What further complicates the situation is that in earlier crisis, be they economic or health pandemics, though jobs were often lost in formal sector, informal sector employment used to increase as the world would not come to a standstill, governments and societies would try to bounce back, people who lost jobs in formal sector would try to make up by taking whatever jobs were available in informal sector for survival till the situation improves.

This time it is the reverse. Lockdown across countries effectively wiped out many existing jobs in the informal sector, let alone offering a buffer for those losing jobs. Developing countries like India proved to be one of the worst victims with most of their jobs being in the informal sector.

COVID has also affected the countries depending on remittances as a significant part of their economies very badly. With work getting stopped across the world, many of the migrant labours suffered the double whammy of losing income and still being forced to pay for their food and rent until they got back to their countries, often paying the fare too. The severity of the crisis can be estimated by the fact that after reaching a record high of $554 billion in 2019 and becoming a bigger source of external financing than Foreign Direct Investment in the LMICs, the remittance flow is expected to fall sharply across the World Bank Group regions: Europe and Central Asia (27.5 percent), Sub-Saharan Africa (23.1 percent), South Asia (22.1 percent), the Middle East and North Africa (19.6 percent), Latin America and the Caribbean (19.3 percent), and East Asia and the Pacific (13 percent).

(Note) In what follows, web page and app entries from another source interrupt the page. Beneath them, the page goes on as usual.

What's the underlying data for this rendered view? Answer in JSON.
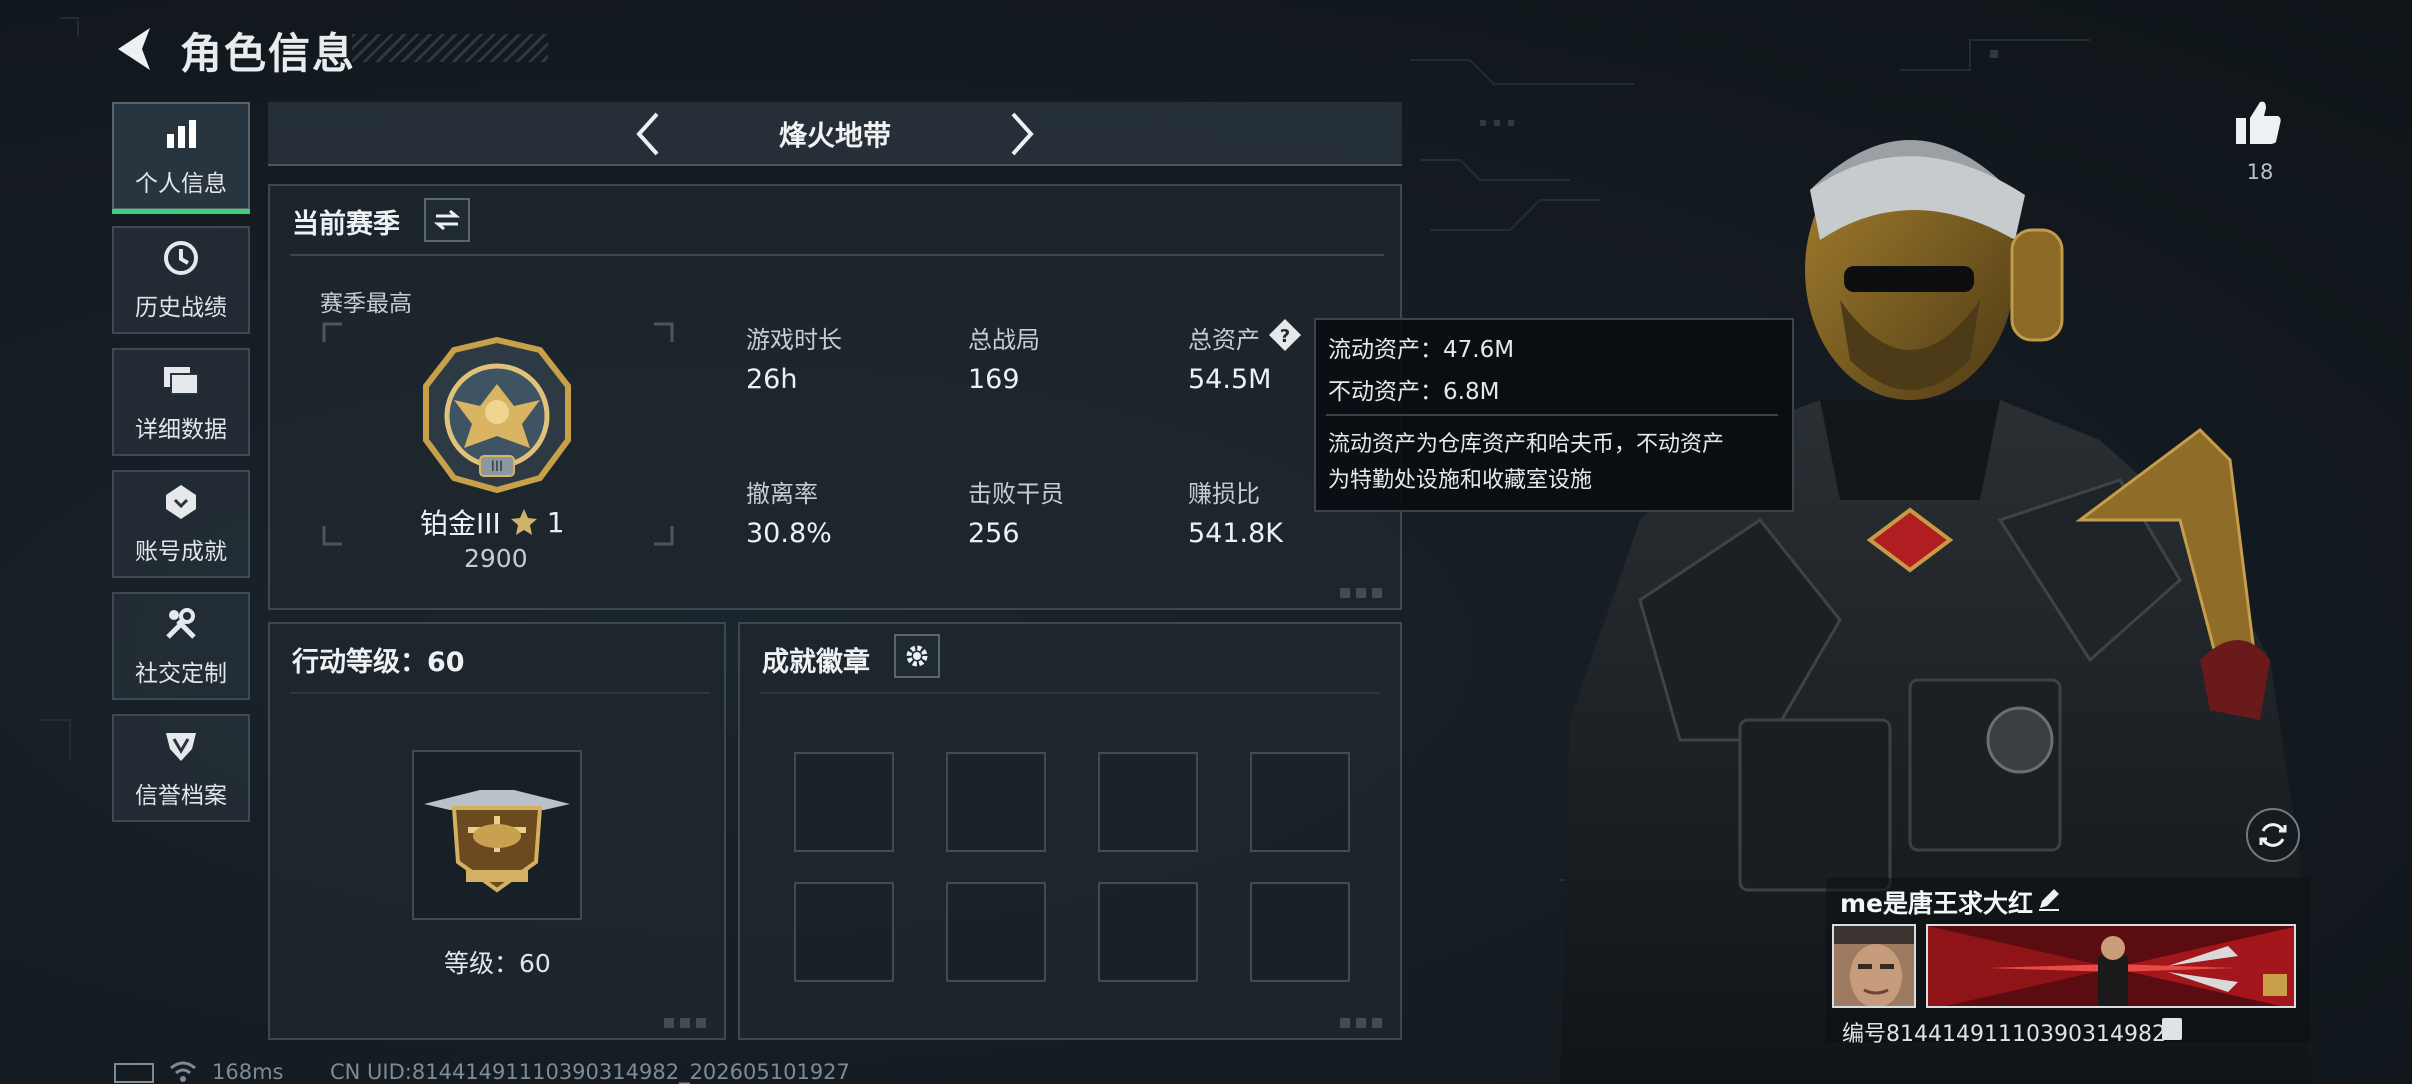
{
  "header": {
    "title": "角色信息"
  },
  "sidebar": {
    "items": [
      {
        "label": "个人信息",
        "icon": "bar-chart-icon",
        "active": true
      },
      {
        "label": "历史战绩",
        "icon": "history-clock-icon"
      },
      {
        "label": "详细数据",
        "icon": "folder-icon"
      },
      {
        "label": "账号成就",
        "icon": "achievement-icon"
      },
      {
        "label": "社交定制",
        "icon": "wrench-icon"
      },
      {
        "label": "信誉档案",
        "icon": "shield-icon"
      }
    ]
  },
  "mode": {
    "name": "烽火地带"
  },
  "season": {
    "title": "当前赛季",
    "best_label": "赛季最高",
    "rank_name": "铂金III",
    "rank_stars": "1",
    "rank_points": "2900",
    "stats": [
      {
        "label": "游戏时长",
        "value": "26h"
      },
      {
        "label": "总战局",
        "value": "169"
      },
      {
        "label": "总资产",
        "value": "54.5M"
      },
      {
        "label": "撤离率",
        "value": "30.8%"
      },
      {
        "label": "击败干员",
        "value": "256"
      },
      {
        "label": "赚损比",
        "value": "541.8K"
      }
    ]
  },
  "tooltip": {
    "liquid": "流动资产：47.6M",
    "fixed": "不动资产：6.8M",
    "desc_line1": "流动资产为仓库资产和哈夫币，不动资产",
    "desc_line2": "为特勤处设施和收藏室设施"
  },
  "action_level": {
    "title": "行动等级：60",
    "level_label": "等级：60"
  },
  "badges": {
    "title": "成就徽章",
    "slots": 8
  },
  "profile": {
    "likes": "18",
    "name": "me是唐王求大红",
    "id_text": "编号8144149111039031498​2"
  },
  "status": {
    "ping": "168ms",
    "uid": "CN UID:8144149111039031498​2_202605101927"
  },
  "colors": {
    "accent_green": "#3cd27c",
    "gold": "#c9a04a",
    "tooltip_bg": "#0a0d10"
  }
}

After growing by 6.1 percent in 2019, remittances to South Asia are estimated to fall by 22 percent to $109 billion in 2020 hitting countries like Nepal, Bangladesh, Pakistan and even India rather hard. Again, COVID caused economic slowdown that started a cascading effect leading to sharp fall in oil prices affecting the oil producing countries are the main reason behind this.

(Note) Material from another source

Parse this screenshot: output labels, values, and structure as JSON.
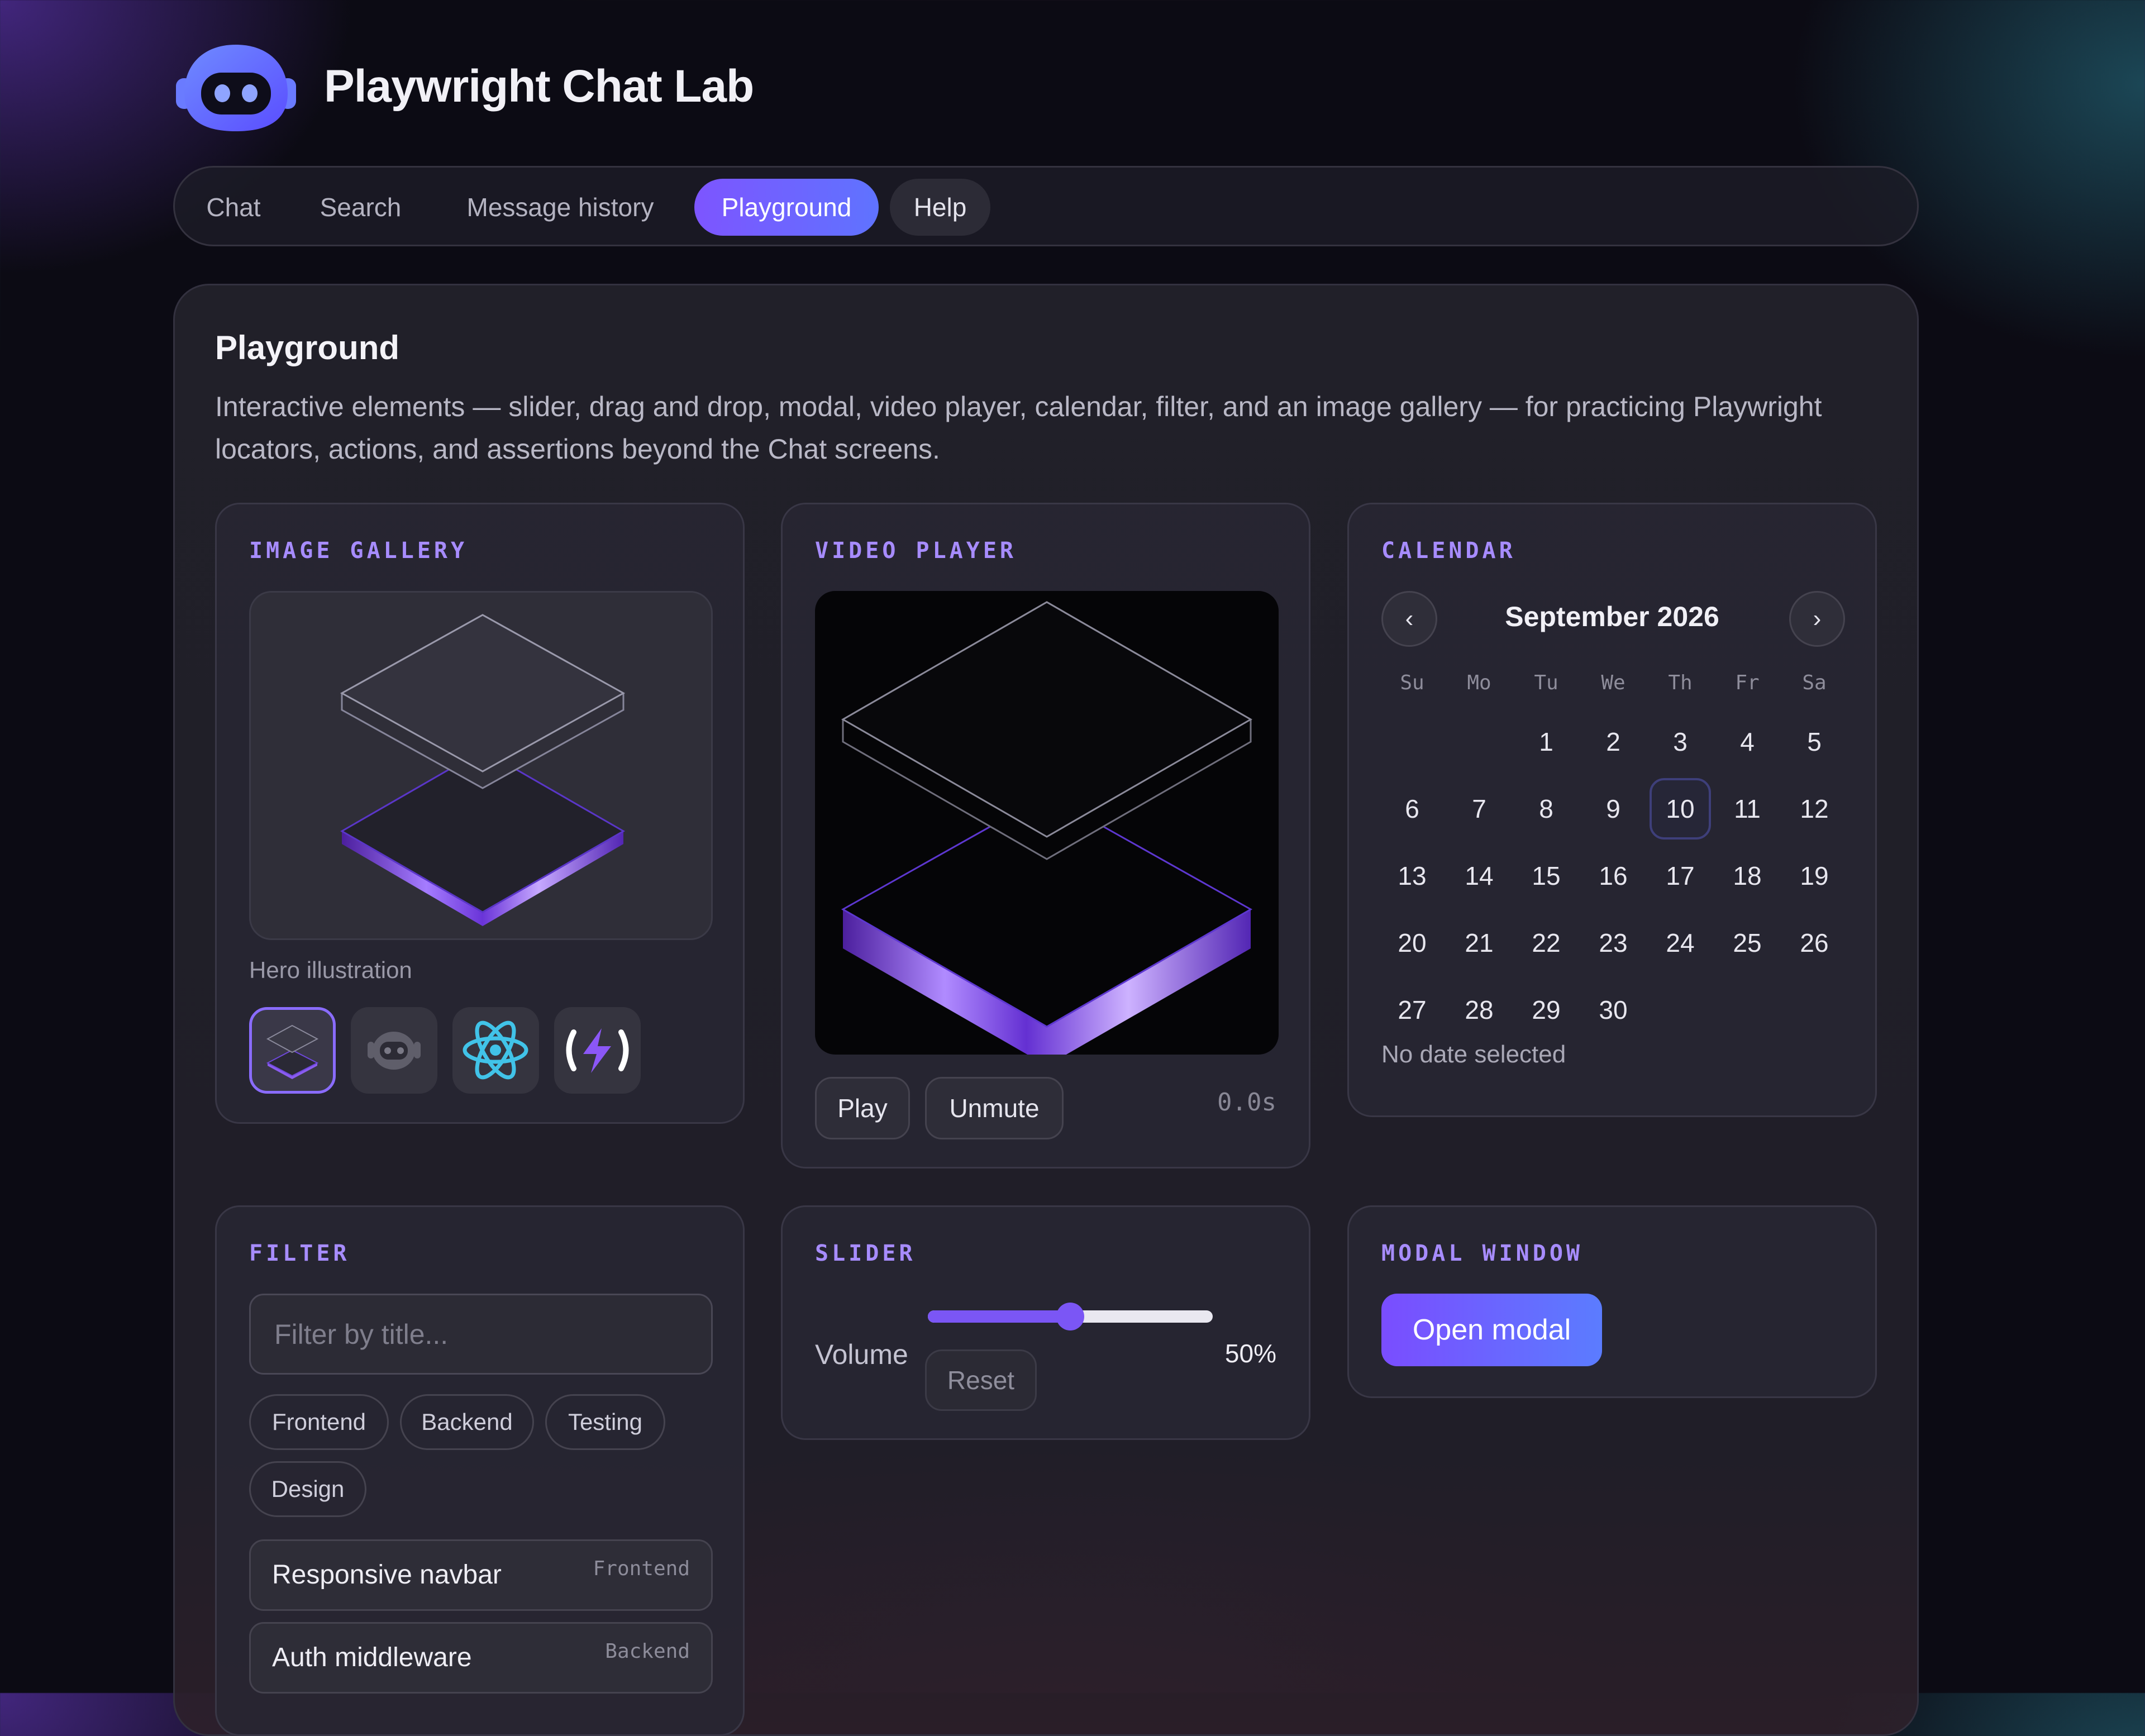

Added to the crisis is the stark reality of many of the countries being forced to divert resources from existing health programs to fight COVID 19. Citing a study in the Lancet Global Health Journal, the U.N. Children’s Fund has already warned that this can lead to as many as 1.2 million extra deaths among children under five over the next six months, or 6,000 a day.

The question, then, becomes if a COVID caused famine, if one can call it that, is inevitable. It is not, perhaps as there is no shortage of food even in most populous countries like India which stocks a buffer for years. In most of these countries the problem has always been of delivery systems as well as costs- forcing the poor who have to spend around 60 percent of their income on food items into malnutrition and chronic hunger. COVID only worsened it with initial lockdowns leading to some short-term supply problems, and localized shortages of some food items causing a sharp price hike, forcing many to cut down on them.

The countries, though, can address it with proactive social welfare measures including, if necessary, free food distribution among the needy. If they do not, the world is really doomed.



Document Type : Article
Document ID : AHRC-ART-018-2020
Countries : India,
Issues : Right to food, Right to health, Right to life,